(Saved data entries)
═══
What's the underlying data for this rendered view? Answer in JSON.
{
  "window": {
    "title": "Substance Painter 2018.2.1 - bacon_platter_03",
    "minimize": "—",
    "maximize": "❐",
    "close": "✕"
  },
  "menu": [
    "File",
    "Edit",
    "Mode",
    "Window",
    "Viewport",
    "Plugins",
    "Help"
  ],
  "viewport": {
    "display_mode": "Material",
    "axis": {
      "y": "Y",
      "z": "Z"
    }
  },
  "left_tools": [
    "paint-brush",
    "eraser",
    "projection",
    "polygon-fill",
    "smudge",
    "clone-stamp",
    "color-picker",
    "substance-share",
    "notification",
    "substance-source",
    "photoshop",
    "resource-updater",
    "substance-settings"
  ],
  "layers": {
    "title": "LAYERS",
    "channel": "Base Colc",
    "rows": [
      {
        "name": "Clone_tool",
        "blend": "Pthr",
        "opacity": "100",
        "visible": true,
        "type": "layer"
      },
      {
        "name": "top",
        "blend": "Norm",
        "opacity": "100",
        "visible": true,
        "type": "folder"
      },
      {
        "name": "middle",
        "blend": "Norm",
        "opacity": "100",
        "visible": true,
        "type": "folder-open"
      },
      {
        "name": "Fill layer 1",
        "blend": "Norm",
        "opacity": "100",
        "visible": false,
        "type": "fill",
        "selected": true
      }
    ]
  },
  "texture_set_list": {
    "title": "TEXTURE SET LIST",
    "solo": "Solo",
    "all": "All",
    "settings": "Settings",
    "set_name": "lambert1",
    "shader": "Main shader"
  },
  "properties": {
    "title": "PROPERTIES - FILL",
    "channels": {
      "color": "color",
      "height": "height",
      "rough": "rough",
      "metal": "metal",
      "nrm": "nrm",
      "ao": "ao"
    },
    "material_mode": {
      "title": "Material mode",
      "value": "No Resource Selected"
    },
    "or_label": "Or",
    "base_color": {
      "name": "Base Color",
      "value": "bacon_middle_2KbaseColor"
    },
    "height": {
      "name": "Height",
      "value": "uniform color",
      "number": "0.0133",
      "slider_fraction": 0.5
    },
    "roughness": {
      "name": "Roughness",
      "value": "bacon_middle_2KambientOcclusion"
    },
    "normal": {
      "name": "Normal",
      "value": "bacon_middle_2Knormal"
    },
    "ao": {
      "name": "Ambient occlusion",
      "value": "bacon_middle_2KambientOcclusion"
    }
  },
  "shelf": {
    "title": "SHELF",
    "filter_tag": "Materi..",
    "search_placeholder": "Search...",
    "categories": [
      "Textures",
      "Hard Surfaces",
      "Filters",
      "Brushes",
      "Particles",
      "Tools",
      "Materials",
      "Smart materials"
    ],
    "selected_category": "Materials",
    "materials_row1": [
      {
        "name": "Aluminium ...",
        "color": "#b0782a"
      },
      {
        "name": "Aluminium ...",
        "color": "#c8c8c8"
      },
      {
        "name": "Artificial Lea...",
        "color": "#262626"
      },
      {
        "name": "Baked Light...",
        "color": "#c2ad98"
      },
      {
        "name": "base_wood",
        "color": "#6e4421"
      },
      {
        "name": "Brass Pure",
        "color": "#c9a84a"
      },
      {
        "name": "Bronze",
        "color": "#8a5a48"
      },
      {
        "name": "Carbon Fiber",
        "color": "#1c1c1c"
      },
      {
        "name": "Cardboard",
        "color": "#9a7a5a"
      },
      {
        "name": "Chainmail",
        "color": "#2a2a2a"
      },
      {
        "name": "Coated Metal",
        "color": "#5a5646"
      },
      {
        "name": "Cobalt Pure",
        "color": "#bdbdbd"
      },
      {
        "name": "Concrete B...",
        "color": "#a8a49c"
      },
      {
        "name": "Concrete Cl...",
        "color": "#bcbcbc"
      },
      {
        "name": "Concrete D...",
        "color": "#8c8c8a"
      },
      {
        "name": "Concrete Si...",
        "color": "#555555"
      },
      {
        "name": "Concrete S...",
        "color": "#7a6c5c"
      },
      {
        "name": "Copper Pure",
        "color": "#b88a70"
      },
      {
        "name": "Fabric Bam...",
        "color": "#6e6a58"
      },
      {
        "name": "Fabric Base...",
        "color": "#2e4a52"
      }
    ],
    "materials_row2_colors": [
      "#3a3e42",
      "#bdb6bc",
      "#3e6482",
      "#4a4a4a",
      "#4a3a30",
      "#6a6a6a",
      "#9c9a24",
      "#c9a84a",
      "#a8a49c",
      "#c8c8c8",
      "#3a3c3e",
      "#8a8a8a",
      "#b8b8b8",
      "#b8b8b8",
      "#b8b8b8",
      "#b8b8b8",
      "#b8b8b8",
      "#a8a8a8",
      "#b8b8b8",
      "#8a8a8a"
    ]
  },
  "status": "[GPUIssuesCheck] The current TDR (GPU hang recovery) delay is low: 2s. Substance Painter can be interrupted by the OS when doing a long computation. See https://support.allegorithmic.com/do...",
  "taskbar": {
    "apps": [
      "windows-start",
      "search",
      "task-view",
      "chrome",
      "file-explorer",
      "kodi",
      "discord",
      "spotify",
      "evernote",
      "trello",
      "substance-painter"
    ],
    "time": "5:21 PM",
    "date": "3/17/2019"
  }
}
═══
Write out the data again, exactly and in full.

### Exercise answer:
What's the underlying data for this rendered view? Answer in JSON.
{
  "window": {
    "title": "Substance Painter 2018.2.1 - bacon_platter_03",
    "minimize": "—",
    "maximize": "❐",
    "close": "✕"
  },
  "menu": [
    "File",
    "Edit",
    "Mode",
    "Window",
    "Viewport",
    "Plugins",
    "Help"
  ],
  "viewport": {
    "display_mode": "Material",
    "axis": {
      "y": "Y",
      "z": "Z"
    }
  },
  "left_tools": [
    "paint-brush",
    "eraser",
    "projection",
    "polygon-fill",
    "smudge",
    "clone-stamp",
    "color-picker",
    "substance-share",
    "notification",
    "substance-source",
    "photoshop",
    "resource-updater",
    "substance-settings"
  ],
  "layers": {
    "title": "LAYERS",
    "channel": "Base Colc",
    "rows": [
      {
        "name": "Clone_tool",
        "blend": "Pthr",
        "opacity": "100",
        "visible": true,
        "type": "layer"
      },
      {
        "name": "top",
        "blend": "Norm",
        "opacity": "100",
        "visible": true,
        "type": "folder"
      },
      {
        "name": "middle",
        "blend": "Norm",
        "opacity": "100",
        "visible": true,
        "type": "folder-open"
      },
      {
        "name": "Fill layer 1",
        "blend": "Norm",
        "opacity": "100",
        "visible": false,
        "type": "fill",
        "selected": true
      }
    ]
  },
  "texture_set_list": {
    "title": "TEXTURE SET LIST",
    "solo": "Solo",
    "all": "All",
    "settings": "Settings",
    "set_name": "lambert1",
    "shader": "Main shader"
  },
  "properties": {
    "title": "PROPERTIES - FILL",
    "channels": {
      "color": "color",
      "height": "height",
      "rough": "rough",
      "metal": "metal",
      "nrm": "nrm",
      "ao": "ao"
    },
    "material_mode": {
      "title": "Material mode",
      "value": "No Resource Selected"
    },
    "or_label": "Or",
    "base_color": {
      "name": "Base Color",
      "value": "bacon_middle_2KbaseColor"
    },
    "height": {
      "name": "Height",
      "value": "uniform color",
      "number": "0.0133",
      "slider_fraction": 0.5
    },
    "roughness": {
      "name": "Roughness",
      "value": "bacon_middle_2KambientOcclusion"
    },
    "normal": {
      "name": "Normal",
      "value": "bacon_middle_2Knormal"
    },
    "ao": {
      "name": "Ambient occlusion",
      "value": "bacon_middle_2KambientOcclusion"
    }
  },
  "shelf": {
    "title": "SHELF",
    "filter_tag": "Materi..",
    "search_placeholder": "Search...",
    "categories": [
      "Textures",
      "Hard Surfaces",
      "Filters",
      "Brushes",
      "Particles",
      "Tools",
      "Materials",
      "Smart materials"
    ],
    "selected_category": "Materials",
    "materials_row1": [
      {
        "name": "Aluminium ...",
        "color": "#b0782a"
      },
      {
        "name": "Aluminium ...",
        "color": "#c8c8c8"
      },
      {
        "name": "Artificial Lea...",
        "color": "#262626"
      },
      {
        "name": "Baked Light...",
        "color": "#c2ad98"
      },
      {
        "name": "base_wood",
        "color": "#6e4421"
      },
      {
        "name": "Brass Pure",
        "color": "#c9a84a"
      },
      {
        "name": "Bronze",
        "color": "#8a5a48"
      },
      {
        "name": "Carbon Fiber",
        "color": "#1c1c1c"
      },
      {
        "name": "Cardboard",
        "color": "#9a7a5a"
      },
      {
        "name": "Chainmail",
        "color": "#2a2a2a"
      },
      {
        "name": "Coated Metal",
        "color": "#5a5646"
      },
      {
        "name": "Cobalt Pure",
        "color": "#bdbdbd"
      },
      {
        "name": "Concrete B...",
        "color": "#a8a49c"
      },
      {
        "name": "Concrete Cl...",
        "color": "#bcbcbc"
      },
      {
        "name": "Concrete D...",
        "color": "#8c8c8a"
      },
      {
        "name": "Concrete Si...",
        "color": "#555555"
      },
      {
        "name": "Concrete S...",
        "color": "#7a6c5c"
      },
      {
        "name": "Copper Pure",
        "color": "#b88a70"
      },
      {
        "name": "Fabric Bam...",
        "color": "#6e6a58"
      },
      {
        "name": "Fabric Base...",
        "color": "#2e4a52"
      }
    ],
    "materials_row2_colors": [
      "#3a3e42",
      "#bdb6bc",
      "#3e6482",
      "#4a4a4a",
      "#4a3a30",
      "#6a6a6a",
      "#9c9a24",
      "#c9a84a",
      "#a8a49c",
      "#c8c8c8",
      "#3a3c3e",
      "#8a8a8a",
      "#b8b8b8",
      "#b8b8b8",
      "#b8b8b8",
      "#b8b8b8",
      "#b8b8b8",
      "#a8a8a8",
      "#b8b8b8",
      "#8a8a8a"
    ]
  },
  "status": "[GPUIssuesCheck] The current TDR (GPU hang recovery) delay is low: 2s. Substance Painter can be interrupted by the OS when doing a long computation. See https://support.allegorithmic.com/do...",
  "taskbar": {
    "apps": [
      "windows-start",
      "search",
      "task-view",
      "chrome",
      "file-explorer",
      "kodi",
      "discord",
      "spotify",
      "evernote",
      "trello",
      "substance-painter"
    ],
    "time": "5:21 PM",
    "date": "3/17/2019"
  }
}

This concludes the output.